Repeat the data exactly as given below, dropping every picture.

Component data from apps and pages:
--*--

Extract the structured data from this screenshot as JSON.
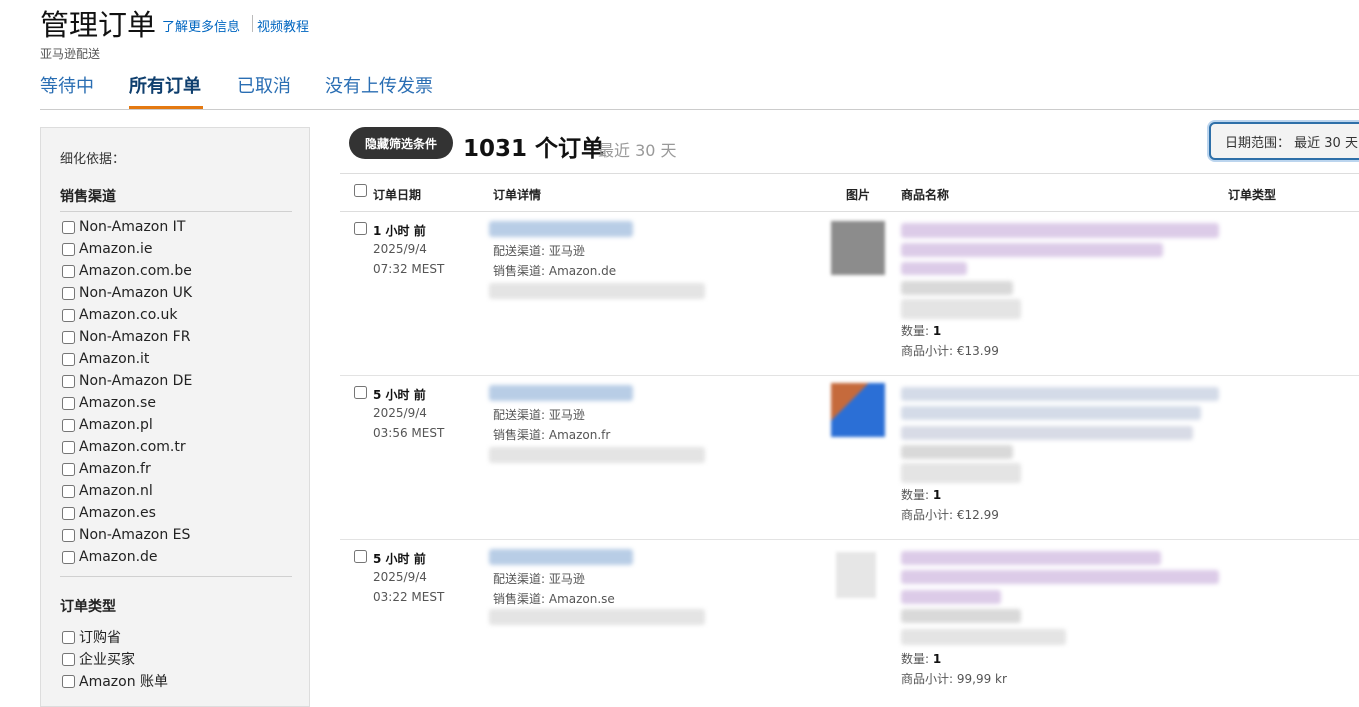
{
  "header": {
    "title": "管理订单",
    "learn_more": "了解更多信息",
    "video_tutorial": "视频教程",
    "subtitle": "亚马逊配送"
  },
  "tabs": [
    {
      "label": "等待中",
      "active": false
    },
    {
      "label": "所有订单",
      "active": true
    },
    {
      "label": "已取消",
      "active": false
    },
    {
      "label": "没有上传发票",
      "active": false
    }
  ],
  "sidebar": {
    "refine_label": "细化依据：",
    "sales_channel_heading": "销售渠道",
    "sales_channels": [
      "Non-Amazon IT",
      "Amazon.ie",
      "Amazon.com.be",
      "Non-Amazon UK",
      "Amazon.co.uk",
      "Non-Amazon FR",
      "Amazon.it",
      "Non-Amazon DE",
      "Amazon.se",
      "Amazon.pl",
      "Amazon.com.tr",
      "Amazon.fr",
      "Amazon.nl",
      "Amazon.es",
      "Non-Amazon ES",
      "Amazon.de"
    ],
    "order_type_heading": "订单类型",
    "order_types": [
      "订购省",
      "企业买家",
      "Amazon 账单"
    ]
  },
  "toolbar": {
    "hide_filters": "隐藏筛选条件",
    "order_count": "1031 个订单",
    "range_label": "最近 30 天",
    "date_range_button": "日期范围： 最近 30 天"
  },
  "table": {
    "columns": {
      "order_date": "订单日期",
      "order_details": "订单详情",
      "image": "图片",
      "product_name": "商品名称",
      "order_type": "订单类型"
    },
    "rows": [
      {
        "time_ago": "1 小时 前",
        "date": "2025/9/4",
        "time": "07:32 MEST",
        "fulfillment": "配送渠道: 亚马逊",
        "sales_channel": "销售渠道: Amazon.de",
        "quantity_label": "数量:",
        "quantity": "1",
        "subtotal": "商品小计: €13.99"
      },
      {
        "time_ago": "5 小时 前",
        "date": "2025/9/4",
        "time": "03:56 MEST",
        "fulfillment": "配送渠道: 亚马逊",
        "sales_channel": "销售渠道: Amazon.fr",
        "quantity_label": "数量:",
        "quantity": "1",
        "subtotal": "商品小计: €12.99"
      },
      {
        "time_ago": "5 小时 前",
        "date": "2025/9/4",
        "time": "03:22 MEST",
        "fulfillment": "配送渠道: 亚马逊",
        "sales_channel": "销售渠道: Amazon.se",
        "quantity_label": "数量:",
        "quantity": "1",
        "subtotal": "商品小计: 99,99 kr"
      }
    ]
  },
  "colors": {
    "link": "#0066c0",
    "tab_accent": "#e47911",
    "button_dark": "#333333"
  }
}
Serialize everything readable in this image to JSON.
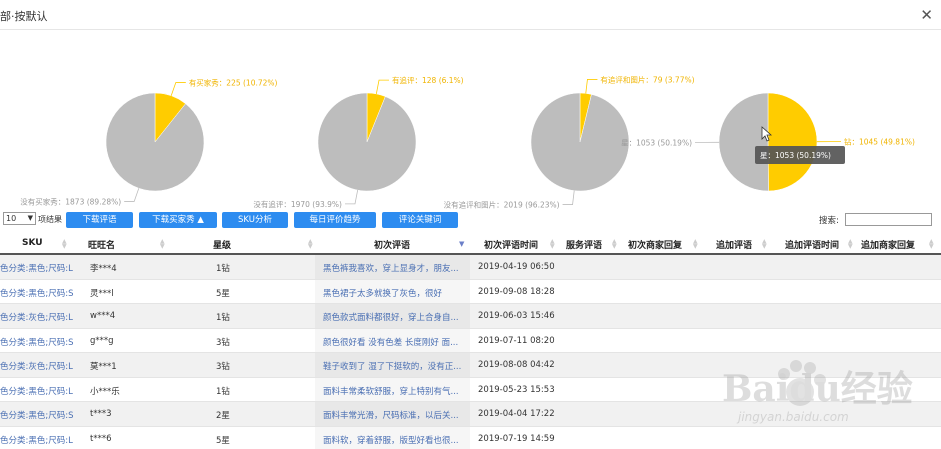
{
  "window": {
    "title": "部·按默认"
  },
  "chart_data": [
    {
      "type": "pie",
      "slices": [
        {
          "label": "有买家秀",
          "value": 225,
          "text": "有买家秀：225 (10.72%)",
          "color": "#FFCC00"
        },
        {
          "label": "没有买家秀",
          "value": 1873,
          "text": "没有买家秀：1873 (89.28%)",
          "color": "#BDBDBD"
        }
      ]
    },
    {
      "type": "pie",
      "slices": [
        {
          "label": "有追评",
          "value": 128,
          "text": "有追评：128 (6.1%)",
          "color": "#FFCC00"
        },
        {
          "label": "没有追评",
          "value": 1970,
          "text": "没有追评：1970 (93.9%)",
          "color": "#BDBDBD"
        }
      ]
    },
    {
      "type": "pie",
      "slices": [
        {
          "label": "有追评和图片",
          "value": 79,
          "text": "有追评和图片：79 (3.77%)",
          "color": "#FFCC00"
        },
        {
          "label": "没有追评和图片",
          "value": 2019,
          "text": "没有追评和图片：2019 (96.23%)",
          "color": "#BDBDBD"
        }
      ]
    },
    {
      "type": "pie",
      "tooltip": "星：1053 (50.19%)",
      "slices": [
        {
          "label": "钻",
          "value": 1045,
          "text": "钻：1045 (49.81%)",
          "color": "#FFCC00"
        },
        {
          "label": "星",
          "value": 1053,
          "text": "星：1053 (50.19%)",
          "color": "#BDBDBD"
        }
      ]
    }
  ],
  "toolbar": {
    "page_size": "10",
    "page_size_label": "项结果",
    "buttons": [
      "下载评语",
      "下载买家秀",
      "SKU分析",
      "每日评价趋势",
      "评论关键词"
    ],
    "search_label": "搜索:"
  },
  "table": {
    "columns": [
      "SKU",
      "旺旺名",
      "星级",
      "初次评语",
      "初次评语时间",
      "服务评语",
      "初次商家回复",
      "追加评语",
      "追加评语时间",
      "追加商家回复"
    ],
    "rows": [
      {
        "sku": "色分类:黑色;尺码:L",
        "name": "李***4",
        "star": "1钻",
        "review": "黑色裤我喜欢，穿上显身才，朋友...",
        "time": "2019-04-19 06:50"
      },
      {
        "sku": "色分类:黑色;尺码:S",
        "name": "灵***l",
        "star": "5星",
        "review": "黑色裙子太多就换了灰色，很好",
        "time": "2019-09-08 18:28"
      },
      {
        "sku": "色分类:灰色;尺码:L",
        "name": "w***4",
        "star": "1钻",
        "review": "颜色款式面料都很好，穿上合身自...",
        "time": "2019-06-03 15:46"
      },
      {
        "sku": "色分类:黑色;尺码:S",
        "name": "g***g",
        "star": "3钻",
        "review": "颜色很好看 没有色差 长度刚好 面...",
        "time": "2019-07-11 08:20"
      },
      {
        "sku": "色分类:灰色;尺码:L",
        "name": "莫***1",
        "star": "3钻",
        "review": "鞋子收到了 湿了下挺软的，没有正...",
        "time": "2019-08-08 04:42"
      },
      {
        "sku": "色分类:黑色;尺码:L",
        "name": "小***乐",
        "star": "1钻",
        "review": "面料丰常柔软舒服，穿上特别有气...",
        "time": "2019-05-23 15:53"
      },
      {
        "sku": "色分类:黑色;尺码:S",
        "name": "t***3",
        "star": "2星",
        "review": "面料丰常光滑，尺码标准，以后关...",
        "time": "2019-04-04 17:22"
      },
      {
        "sku": "色分类:黑色;尺码:L",
        "name": "t***6",
        "star": "5星",
        "review": "面料软，穿着舒服，版型好看也很...",
        "time": "2019-07-19 14:59"
      }
    ]
  },
  "watermark": {
    "brand": "Baidu经验",
    "url": "jingyan.baidu.com"
  }
}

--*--

Exercise solution –
Extract the structured data from this screenshot as JSON.
{
  "header": {
    "title": "管理订单",
    "learn_more": "了解更多信息",
    "video_tutorial": "视频教程",
    "subtitle": "亚马逊配送"
  },
  "tabs": [
    {
      "label": "等待中",
      "active": false
    },
    {
      "label": "所有订单",
      "active": true
    },
    {
      "label": "已取消",
      "active": false
    },
    {
      "label": "没有上传发票",
      "active": false
    }
  ],
  "sidebar": {
    "refine_label": "细化依据：",
    "sales_channel_heading": "销售渠道",
    "sales_channels": [
      "Non-Amazon IT",
      "Amazon.ie",
      "Amazon.com.be",
      "Non-Amazon UK",
      "Amazon.co.uk",
      "Non-Amazon FR",
      "Amazon.it",
      "Non-Amazon DE",
      "Amazon.se",
      "Amazon.pl",
      "Amazon.com.tr",
      "Amazon.fr",
      "Amazon.nl",
      "Amazon.es",
      "Non-Amazon ES",
      "Amazon.de"
    ],
    "order_type_heading": "订单类型",
    "order_types": [
      "订购省",
      "企业买家",
      "Amazon 账单"
    ]
  },
  "toolbar": {
    "hide_filters": "隐藏筛选条件",
    "order_count": "1031 个订单",
    "range_label": "最近 30 天",
    "date_range_button": "日期范围： 最近 30 天"
  },
  "table": {
    "columns": {
      "order_date": "订单日期",
      "order_details": "订单详情",
      "image": "图片",
      "product_name": "商品名称",
      "order_type": "订单类型"
    },
    "rows": [
      {
        "time_ago": "1 小时 前",
        "date": "2025/9/4",
        "time": "07:32 MEST",
        "fulfillment": "配送渠道: 亚马逊",
        "sales_channel": "销售渠道: Amazon.de",
        "quantity_label": "数量:",
        "quantity": "1",
        "subtotal": "商品小计: €13.99"
      },
      {
        "time_ago": "5 小时 前",
        "date": "2025/9/4",
        "time": "03:56 MEST",
        "fulfillment": "配送渠道: 亚马逊",
        "sales_channel": "销售渠道: Amazon.fr",
        "quantity_label": "数量:",
        "quantity": "1",
        "subtotal": "商品小计: €12.99"
      },
      {
        "time_ago": "5 小时 前",
        "date": "2025/9/4",
        "time": "03:22 MEST",
        "fulfillment": "配送渠道: 亚马逊",
        "sales_channel": "销售渠道: Amazon.se",
        "quantity_label": "数量:",
        "quantity": "1",
        "subtotal": "商品小计: 99,99 kr"
      }
    ]
  },
  "colors": {
    "link": "#0066c0",
    "tab_accent": "#e47911",
    "button_dark": "#333333"
  }
}
Serialize everything readable in this image to JSON.
{
  "window": {
    "title": "部·按默认"
  },
  "chart_data": [
    {
      "type": "pie",
      "slices": [
        {
          "label": "有买家秀",
          "value": 225,
          "text": "有买家秀：225 (10.72%)",
          "color": "#FFCC00"
        },
        {
          "label": "没有买家秀",
          "value": 1873,
          "text": "没有买家秀：1873 (89.28%)",
          "color": "#BDBDBD"
        }
      ]
    },
    {
      "type": "pie",
      "slices": [
        {
          "label": "有追评",
          "value": 128,
          "text": "有追评：128 (6.1%)",
          "color": "#FFCC00"
        },
        {
          "label": "没有追评",
          "value": 1970,
          "text": "没有追评：1970 (93.9%)",
          "color": "#BDBDBD"
        }
      ]
    },
    {
      "type": "pie",
      "slices": [
        {
          "label": "有追评和图片",
          "value": 79,
          "text": "有追评和图片：79 (3.77%)",
          "color": "#FFCC00"
        },
        {
          "label": "没有追评和图片",
          "value": 2019,
          "text": "没有追评和图片：2019 (96.23%)",
          "color": "#BDBDBD"
        }
      ]
    },
    {
      "type": "pie",
      "tooltip": "星：1053 (50.19%)",
      "slices": [
        {
          "label": "钻",
          "value": 1045,
          "text": "钻：1045 (49.81%)",
          "color": "#FFCC00"
        },
        {
          "label": "星",
          "value": 1053,
          "text": "星：1053 (50.19%)",
          "color": "#BDBDBD"
        }
      ]
    }
  ],
  "toolbar": {
    "page_size": "10",
    "page_size_label": "项结果",
    "buttons": [
      "下载评语",
      "下载买家秀",
      "SKU分析",
      "每日评价趋势",
      "评论关键词"
    ],
    "search_label": "搜索:"
  },
  "table": {
    "columns": [
      "SKU",
      "旺旺名",
      "星级",
      "初次评语",
      "初次评语时间",
      "服务评语",
      "初次商家回复",
      "追加评语",
      "追加评语时间",
      "追加商家回复"
    ],
    "rows": [
      {
        "sku": "色分类:黑色;尺码:L",
        "name": "李***4",
        "star": "1钻",
        "review": "黑色裤我喜欢，穿上显身才，朋友...",
        "time": "2019-04-19 06:50"
      },
      {
        "sku": "色分类:黑色;尺码:S",
        "name": "灵***l",
        "star": "5星",
        "review": "黑色裙子太多就换了灰色，很好",
        "time": "2019-09-08 18:28"
      },
      {
        "sku": "色分类:灰色;尺码:L",
        "name": "w***4",
        "star": "1钻",
        "review": "颜色款式面料都很好，穿上合身自...",
        "time": "2019-06-03 15:46"
      },
      {
        "sku": "色分类:黑色;尺码:S",
        "name": "g***g",
        "star": "3钻",
        "review": "颜色很好看 没有色差 长度刚好 面...",
        "time": "2019-07-11 08:20"
      },
      {
        "sku": "色分类:灰色;尺码:L",
        "name": "莫***1",
        "star": "3钻",
        "review": "鞋子收到了 湿了下挺软的，没有正...",
        "time": "2019-08-08 04:42"
      },
      {
        "sku": "色分类:黑色;尺码:L",
        "name": "小***乐",
        "star": "1钻",
        "review": "面料丰常柔软舒服，穿上特别有气...",
        "time": "2019-05-23 15:53"
      },
      {
        "sku": "色分类:黑色;尺码:S",
        "name": "t***3",
        "star": "2星",
        "review": "面料丰常光滑，尺码标准，以后关...",
        "time": "2019-04-04 17:22"
      },
      {
        "sku": "色分类:黑色;尺码:L",
        "name": "t***6",
        "star": "5星",
        "review": "面料软，穿着舒服，版型好看也很...",
        "time": "2019-07-19 14:59"
      }
    ]
  },
  "watermark": {
    "brand": "Baidu经验",
    "url": "jingyan.baidu.com"
  }
}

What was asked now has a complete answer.